> **Task to carry out**:
Pick every line out of the entries below that has the string "EventProcess", and copy it.

> **Data**:
--- START ---

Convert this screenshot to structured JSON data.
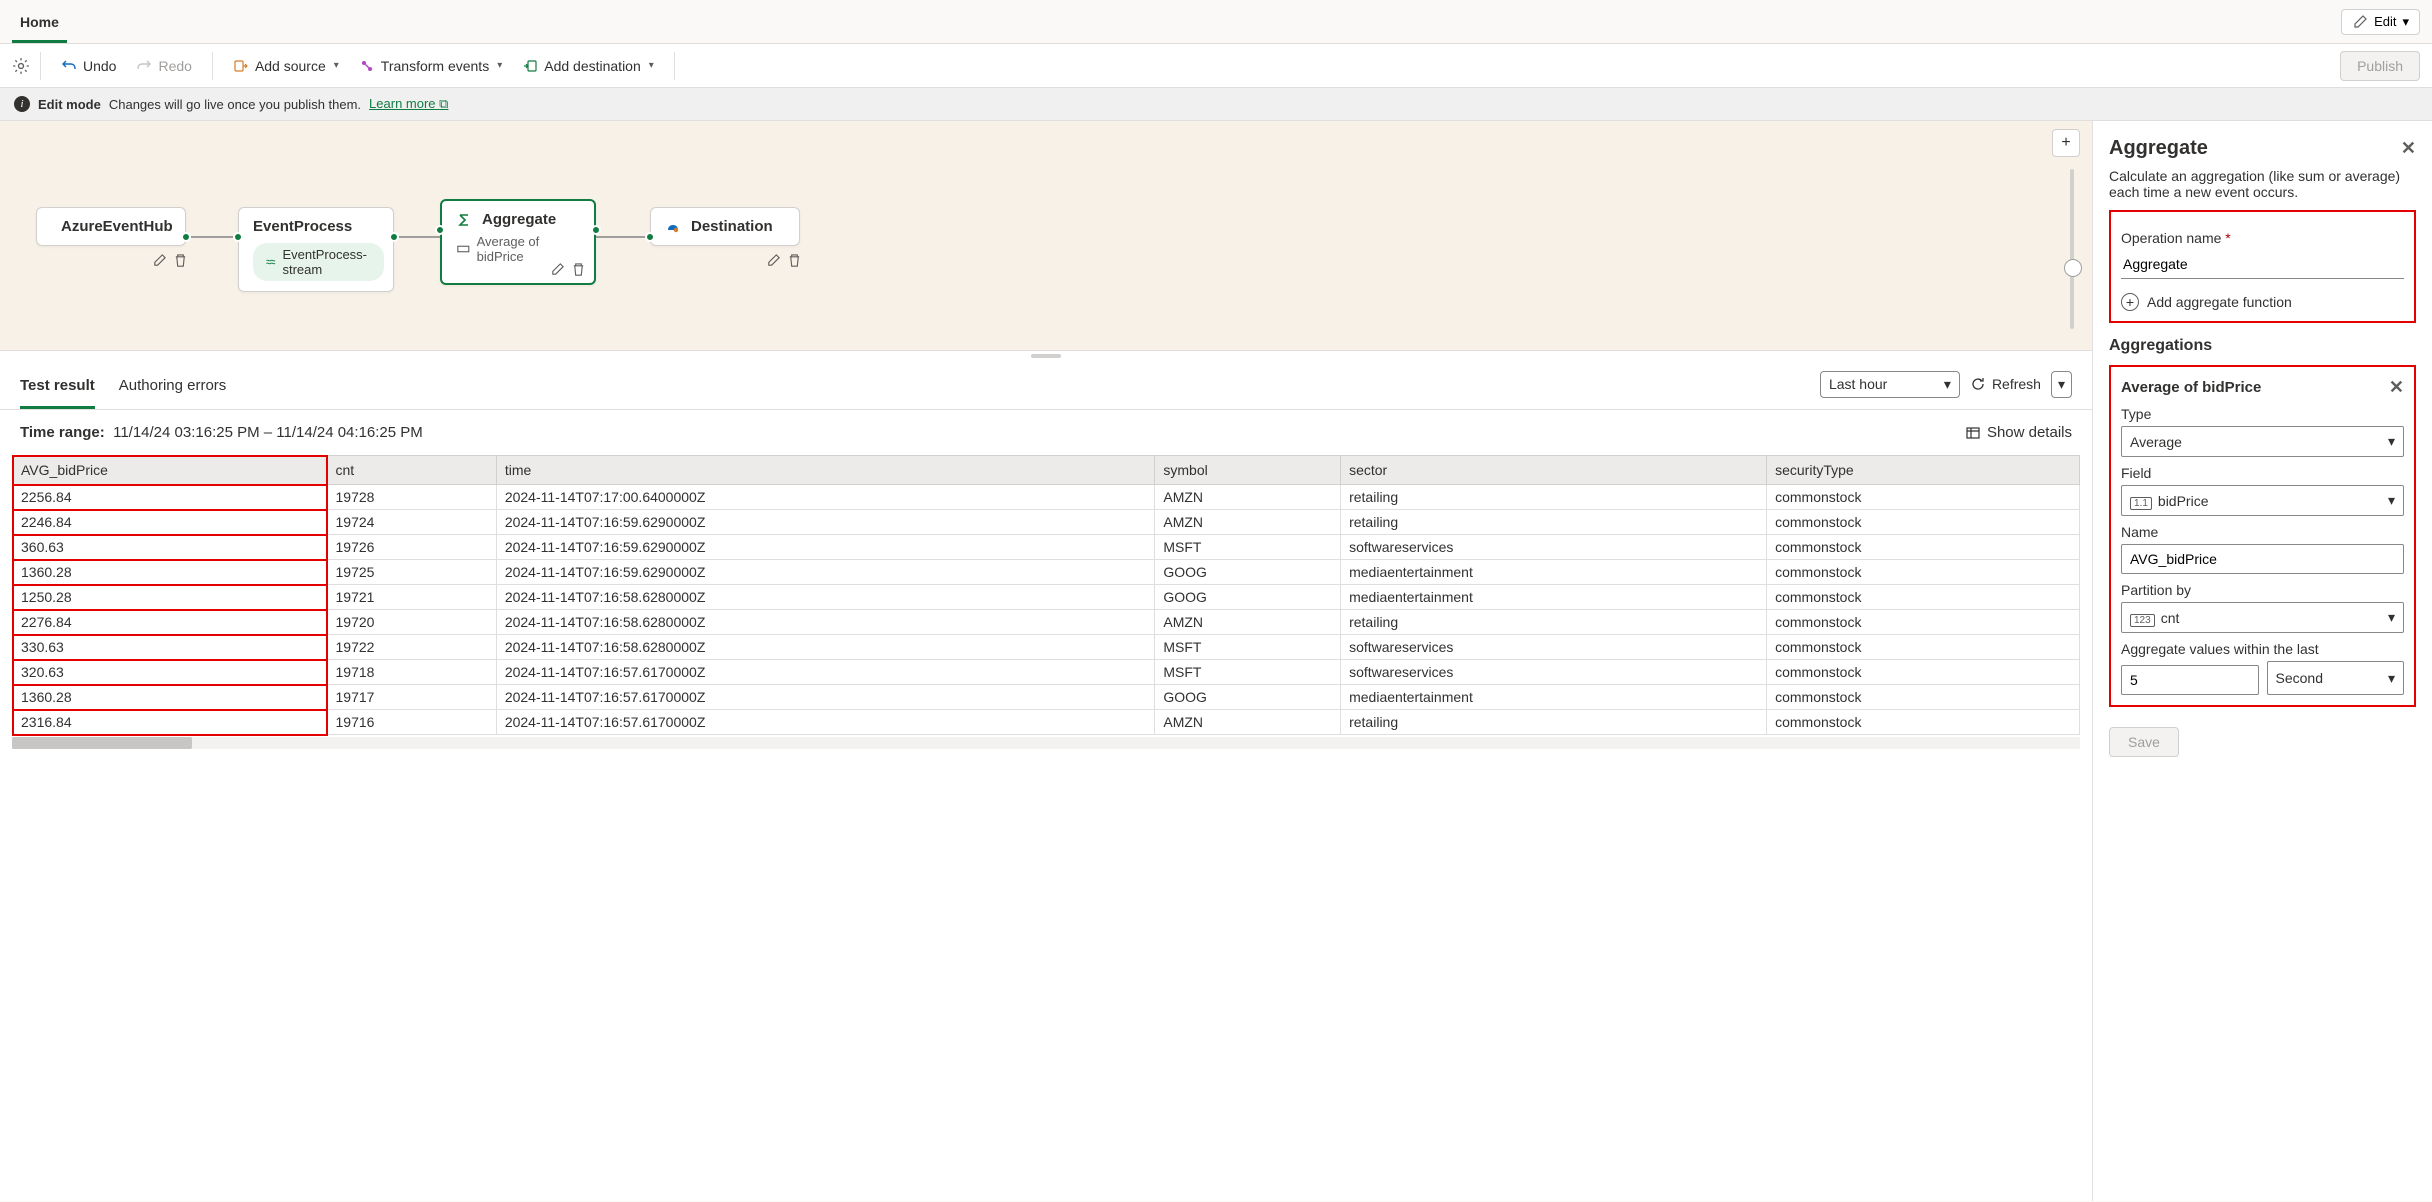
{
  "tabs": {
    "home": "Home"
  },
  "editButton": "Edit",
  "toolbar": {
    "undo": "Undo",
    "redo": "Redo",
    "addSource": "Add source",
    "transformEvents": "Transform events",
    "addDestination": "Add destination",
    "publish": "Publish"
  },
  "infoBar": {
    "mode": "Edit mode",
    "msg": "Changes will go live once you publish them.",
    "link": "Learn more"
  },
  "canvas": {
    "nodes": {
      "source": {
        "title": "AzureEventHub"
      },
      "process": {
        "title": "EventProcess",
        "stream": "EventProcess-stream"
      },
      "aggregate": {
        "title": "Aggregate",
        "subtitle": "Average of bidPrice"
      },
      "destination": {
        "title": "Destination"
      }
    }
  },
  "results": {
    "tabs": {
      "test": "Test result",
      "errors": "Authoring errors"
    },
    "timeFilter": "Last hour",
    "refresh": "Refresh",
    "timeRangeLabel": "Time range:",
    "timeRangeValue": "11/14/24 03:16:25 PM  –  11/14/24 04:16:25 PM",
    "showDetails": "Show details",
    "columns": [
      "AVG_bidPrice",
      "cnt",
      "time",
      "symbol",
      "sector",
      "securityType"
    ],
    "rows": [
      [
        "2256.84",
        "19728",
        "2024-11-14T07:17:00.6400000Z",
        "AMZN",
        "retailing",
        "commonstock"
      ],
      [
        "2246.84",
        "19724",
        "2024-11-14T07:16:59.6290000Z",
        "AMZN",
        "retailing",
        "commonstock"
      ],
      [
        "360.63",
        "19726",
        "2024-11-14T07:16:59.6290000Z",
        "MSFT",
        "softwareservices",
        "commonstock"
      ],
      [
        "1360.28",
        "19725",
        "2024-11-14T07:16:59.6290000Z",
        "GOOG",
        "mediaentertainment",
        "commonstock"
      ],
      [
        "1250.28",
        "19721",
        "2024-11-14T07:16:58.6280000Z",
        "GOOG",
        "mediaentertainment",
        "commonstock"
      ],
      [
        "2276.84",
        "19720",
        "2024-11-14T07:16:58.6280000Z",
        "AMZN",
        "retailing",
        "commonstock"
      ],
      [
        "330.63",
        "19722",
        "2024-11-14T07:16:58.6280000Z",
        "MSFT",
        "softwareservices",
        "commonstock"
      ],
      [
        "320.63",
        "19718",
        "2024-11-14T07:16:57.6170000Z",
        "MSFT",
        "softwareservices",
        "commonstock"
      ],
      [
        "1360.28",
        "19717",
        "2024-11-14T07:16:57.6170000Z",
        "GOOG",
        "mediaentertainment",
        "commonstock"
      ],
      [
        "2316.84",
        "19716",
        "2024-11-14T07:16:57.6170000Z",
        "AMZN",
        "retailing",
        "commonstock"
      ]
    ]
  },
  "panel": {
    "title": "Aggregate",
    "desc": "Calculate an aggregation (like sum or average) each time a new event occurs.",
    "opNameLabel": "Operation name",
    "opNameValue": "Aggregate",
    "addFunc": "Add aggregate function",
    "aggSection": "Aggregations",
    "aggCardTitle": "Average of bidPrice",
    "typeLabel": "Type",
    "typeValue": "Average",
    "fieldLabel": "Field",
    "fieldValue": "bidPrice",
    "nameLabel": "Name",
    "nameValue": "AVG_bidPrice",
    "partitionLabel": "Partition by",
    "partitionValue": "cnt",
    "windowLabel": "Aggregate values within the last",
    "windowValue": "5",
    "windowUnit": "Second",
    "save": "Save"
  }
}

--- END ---
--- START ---

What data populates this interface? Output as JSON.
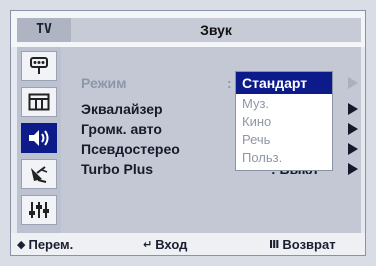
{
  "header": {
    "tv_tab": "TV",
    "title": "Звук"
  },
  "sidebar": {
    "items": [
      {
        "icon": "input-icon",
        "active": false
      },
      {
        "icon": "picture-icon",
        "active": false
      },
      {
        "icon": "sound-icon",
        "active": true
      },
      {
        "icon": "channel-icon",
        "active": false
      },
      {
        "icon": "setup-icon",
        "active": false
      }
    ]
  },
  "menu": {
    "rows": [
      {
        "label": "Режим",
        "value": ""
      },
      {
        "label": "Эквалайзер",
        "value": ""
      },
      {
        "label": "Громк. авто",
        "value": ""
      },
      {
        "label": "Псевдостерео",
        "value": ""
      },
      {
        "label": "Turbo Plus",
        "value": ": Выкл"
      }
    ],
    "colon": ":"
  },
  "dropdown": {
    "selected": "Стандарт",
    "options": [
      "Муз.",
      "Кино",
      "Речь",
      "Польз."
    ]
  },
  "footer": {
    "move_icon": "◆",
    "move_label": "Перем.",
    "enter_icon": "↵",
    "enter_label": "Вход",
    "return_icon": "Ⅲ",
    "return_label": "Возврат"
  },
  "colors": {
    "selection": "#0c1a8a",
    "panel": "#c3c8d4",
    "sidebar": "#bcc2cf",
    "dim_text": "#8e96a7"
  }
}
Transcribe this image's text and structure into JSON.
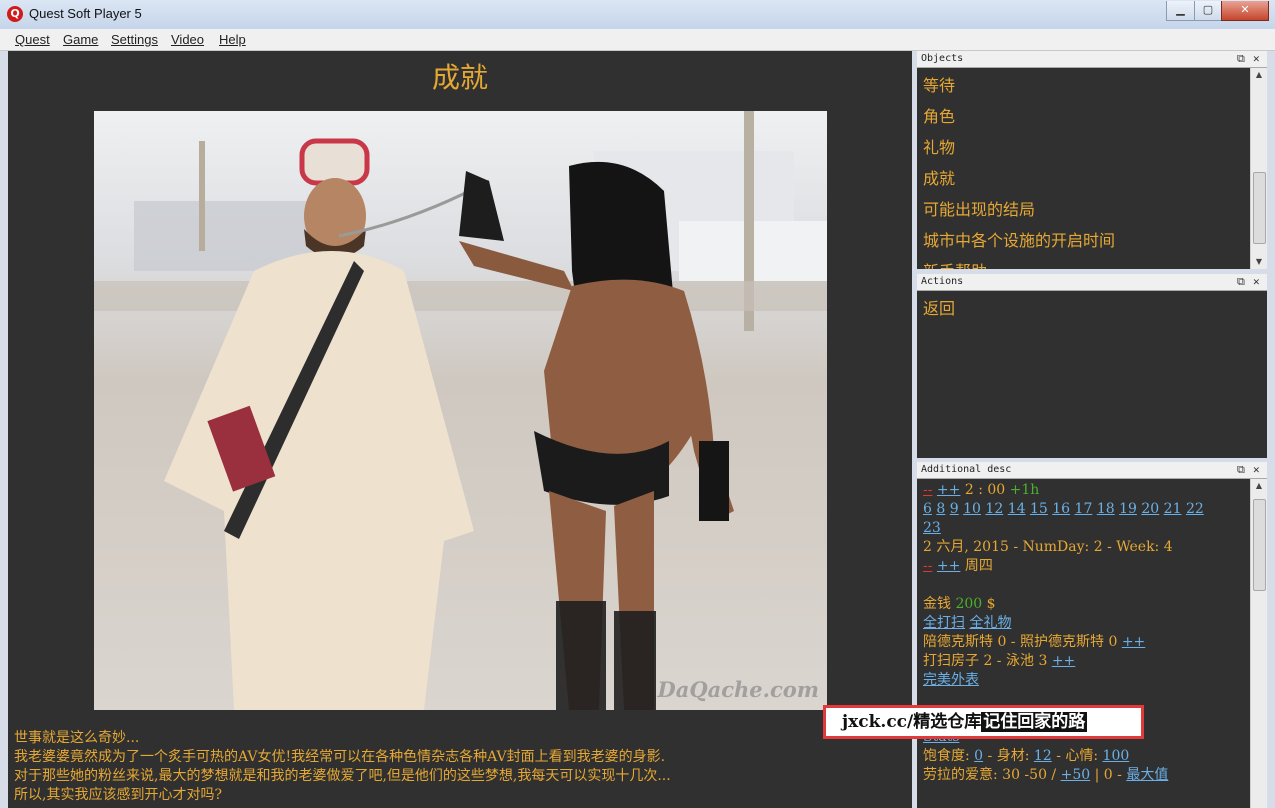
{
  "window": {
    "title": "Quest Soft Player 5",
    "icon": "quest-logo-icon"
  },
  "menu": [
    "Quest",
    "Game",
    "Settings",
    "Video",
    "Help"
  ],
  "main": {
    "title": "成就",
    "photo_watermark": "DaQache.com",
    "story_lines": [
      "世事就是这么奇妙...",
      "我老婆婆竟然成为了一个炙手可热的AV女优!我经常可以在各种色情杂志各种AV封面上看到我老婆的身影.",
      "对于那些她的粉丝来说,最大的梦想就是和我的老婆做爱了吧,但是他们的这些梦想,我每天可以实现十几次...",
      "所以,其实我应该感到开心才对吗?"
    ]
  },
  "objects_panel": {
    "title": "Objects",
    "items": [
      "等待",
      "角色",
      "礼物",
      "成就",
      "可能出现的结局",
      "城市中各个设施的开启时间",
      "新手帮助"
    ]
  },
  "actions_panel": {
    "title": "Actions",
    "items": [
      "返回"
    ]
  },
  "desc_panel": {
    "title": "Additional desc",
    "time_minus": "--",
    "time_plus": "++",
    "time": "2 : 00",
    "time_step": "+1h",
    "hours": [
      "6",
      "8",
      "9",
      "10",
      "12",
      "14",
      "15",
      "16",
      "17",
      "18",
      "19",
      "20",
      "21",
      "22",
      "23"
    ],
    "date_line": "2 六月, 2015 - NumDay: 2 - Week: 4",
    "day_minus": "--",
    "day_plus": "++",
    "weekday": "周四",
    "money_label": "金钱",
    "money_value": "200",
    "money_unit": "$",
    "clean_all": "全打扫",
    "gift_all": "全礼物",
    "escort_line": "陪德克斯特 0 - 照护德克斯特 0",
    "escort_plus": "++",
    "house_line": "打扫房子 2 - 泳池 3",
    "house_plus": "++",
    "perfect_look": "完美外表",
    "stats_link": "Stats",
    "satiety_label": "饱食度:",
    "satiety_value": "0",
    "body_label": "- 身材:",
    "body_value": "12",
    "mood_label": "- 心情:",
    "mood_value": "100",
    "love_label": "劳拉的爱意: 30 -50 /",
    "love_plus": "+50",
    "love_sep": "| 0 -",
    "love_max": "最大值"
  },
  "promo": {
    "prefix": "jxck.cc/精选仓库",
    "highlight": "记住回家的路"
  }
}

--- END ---
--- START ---

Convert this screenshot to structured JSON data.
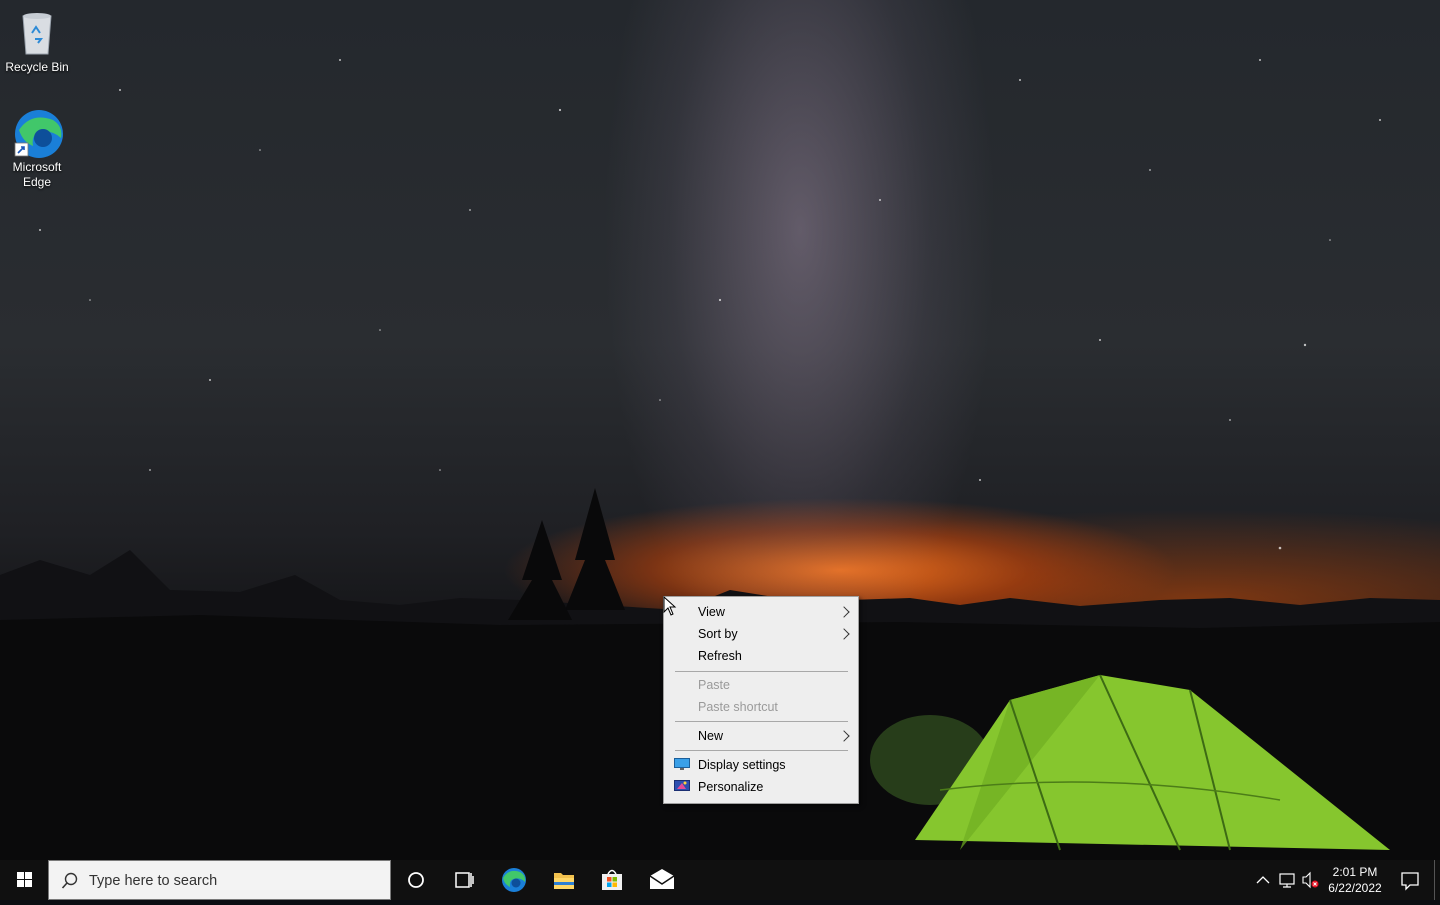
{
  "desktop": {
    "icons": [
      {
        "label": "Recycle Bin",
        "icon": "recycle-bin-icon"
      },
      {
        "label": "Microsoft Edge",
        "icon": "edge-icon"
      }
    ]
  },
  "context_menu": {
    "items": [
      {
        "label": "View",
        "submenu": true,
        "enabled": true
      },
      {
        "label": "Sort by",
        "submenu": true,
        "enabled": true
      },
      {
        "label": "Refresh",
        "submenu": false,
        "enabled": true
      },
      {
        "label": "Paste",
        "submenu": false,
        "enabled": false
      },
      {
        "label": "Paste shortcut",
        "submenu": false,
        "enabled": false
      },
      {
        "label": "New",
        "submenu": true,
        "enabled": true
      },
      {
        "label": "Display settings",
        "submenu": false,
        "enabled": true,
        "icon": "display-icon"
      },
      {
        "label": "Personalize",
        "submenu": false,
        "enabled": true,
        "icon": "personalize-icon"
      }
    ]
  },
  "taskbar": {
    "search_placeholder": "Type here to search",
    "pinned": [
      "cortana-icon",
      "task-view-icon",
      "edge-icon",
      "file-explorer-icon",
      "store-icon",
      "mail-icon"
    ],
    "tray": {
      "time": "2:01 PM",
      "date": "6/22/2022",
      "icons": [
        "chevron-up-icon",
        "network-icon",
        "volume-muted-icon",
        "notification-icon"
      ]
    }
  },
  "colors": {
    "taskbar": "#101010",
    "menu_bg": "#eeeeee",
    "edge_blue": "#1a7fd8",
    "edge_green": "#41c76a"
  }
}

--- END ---

> **Completed exercise**:
        "title": "EventProcess",
        "stream": "EventProcess-stream"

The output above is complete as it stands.